Discover and share stories

of adventure, connection, and change making.

24 people think this is good


  1. {{}}
  1. {{fields.video_link.url}}

Ready to post! You’ve uploaded the maximum number of images.

Your video is ready to post!

Oops! Nice pic, but it’s just not our (file) type. Please try uploading a .jpg or .png image.

Well, this is embarrassing. Something went wrong when posting your comment. Care to try again?

That image is too large. Maximum size is 6MB.

Please enter a valid URL from YouTube or Vimeo.

Embedding has been disabled for this video.


Posting comment...

  • jcdwyer

    "The National School Lunch Program also helps strengthen the link between poverty and obesity." This is a false statement. School meals are certainly not as healthy as they could be, but research has found that school meals participation lowers child obesity, not raises it. See for example.

  • theratwitch

    #1 I make less than $15000 a year, live in a poor rural town, and yet manage to eat healthy, along with the rest of my household.
    #2 There are a few fast food joints around here, but with our income, we can't really afford to eat at them very often even if we wanted to.
    #3 Knowing how to plan meals, budget for grocery shopping, grow fresh vegetables, prepare and store foods plus more than a bit of knowledge in nutrition has been absolutely essential for me to keep my family well fed and healthy.
    #4 My children have been under foot in the kitchen and out in the garden since they were able to toddle around without assistance and we've had discussions about food and health (and nearly everything under the sun) while they've helped me stir or weed.
    #5 We very rarely drive anywhere. We walk on average 7 miles a day.
    I guess my point is that education and a willingness to see food as something more than merely stuff for unconscious consumption is a big key in healthy eating. Knowledge of planning, prepping, budgeting, and storage are vital, especially for those of limited financial means.

  • Jen Maidenberg

    Education, accessibility, availability, affordability -- all a piece of the puzzle. But one thing is also overlooked. The time and energy that parents have to prepare their children healthy food. Even those who have access and money still suffer in our over-worked, over-booked society with the challenge of how to feed their children well in the little time and space allotted for proper meals. We don't prioritize meals as a society. And our children's health is a consequence.

  • Murphy

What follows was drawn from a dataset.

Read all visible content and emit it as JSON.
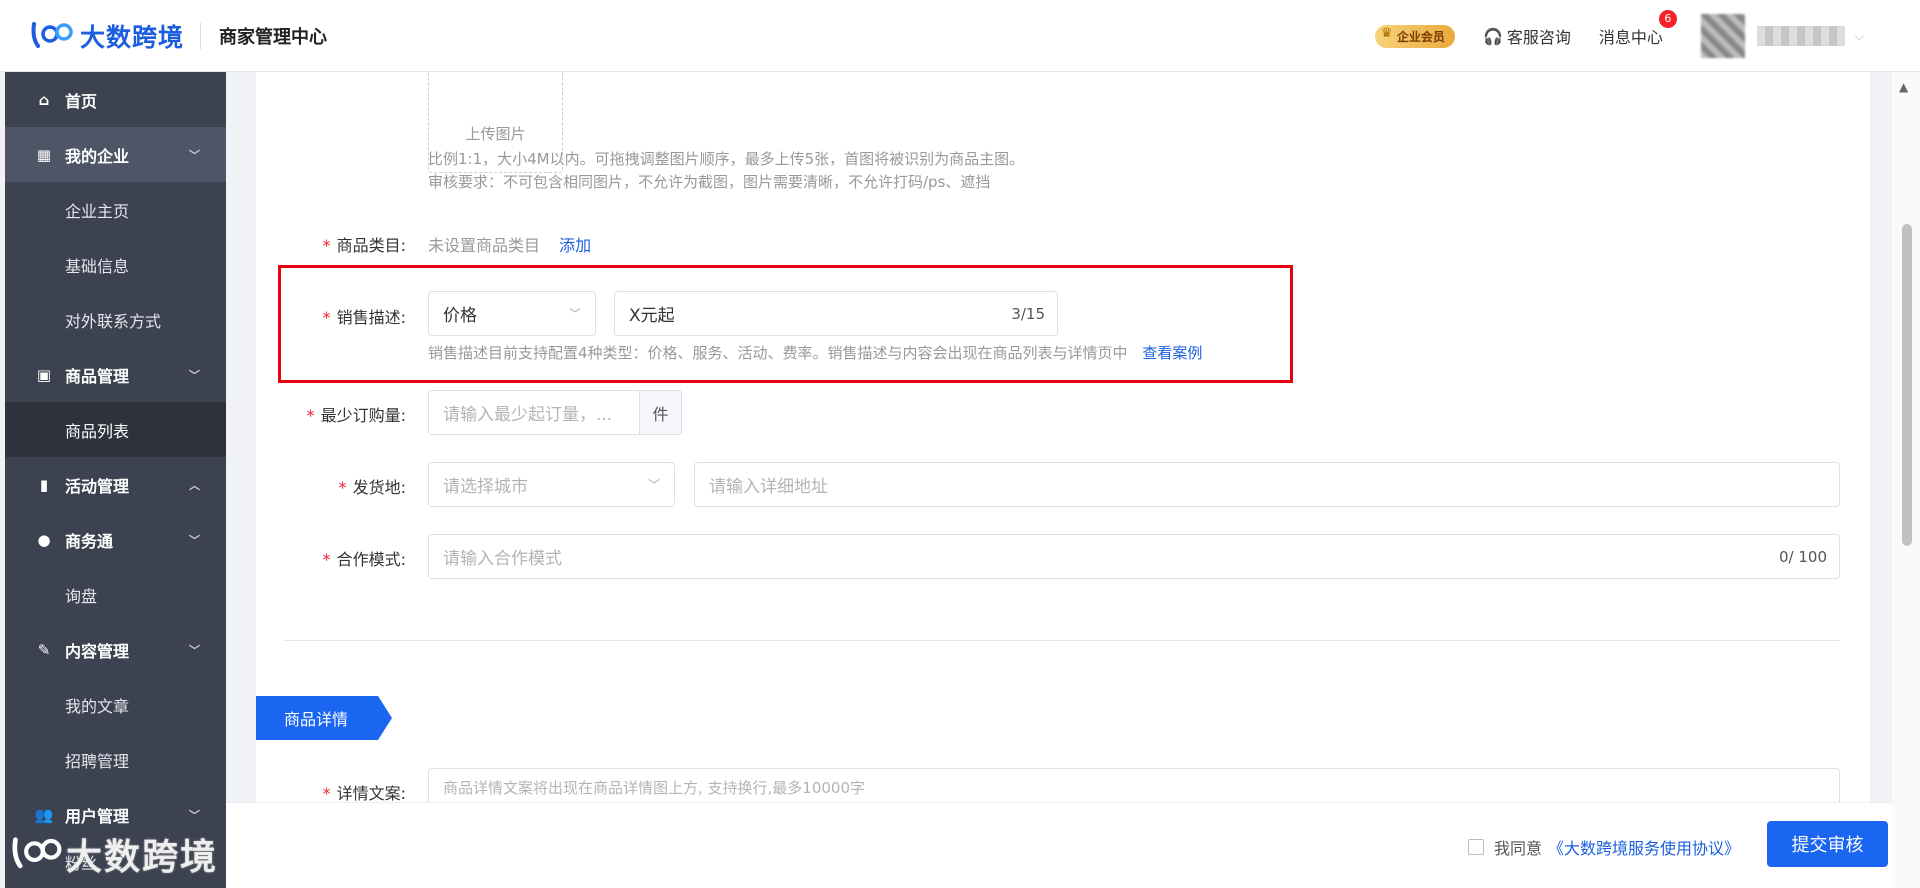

    It's not only a matter of access to these things, but also education and preserving the knowledge of previous generations. Many middle and lower class people are strapped for time and too tired to cook. As a result, we have lost the tradition and knowledge of what to do with good produce and healthy options. In order to really tackle the issue of obesity, we need to also tackle the issue of the way we now live from a holistic perspective. There need to be a cultural shift away from valuing electronics, materialism and individuality and towards well being of the self and community. Obesity is a side effect of the dominant discourse and values being emphasized in the US and consequently, the world.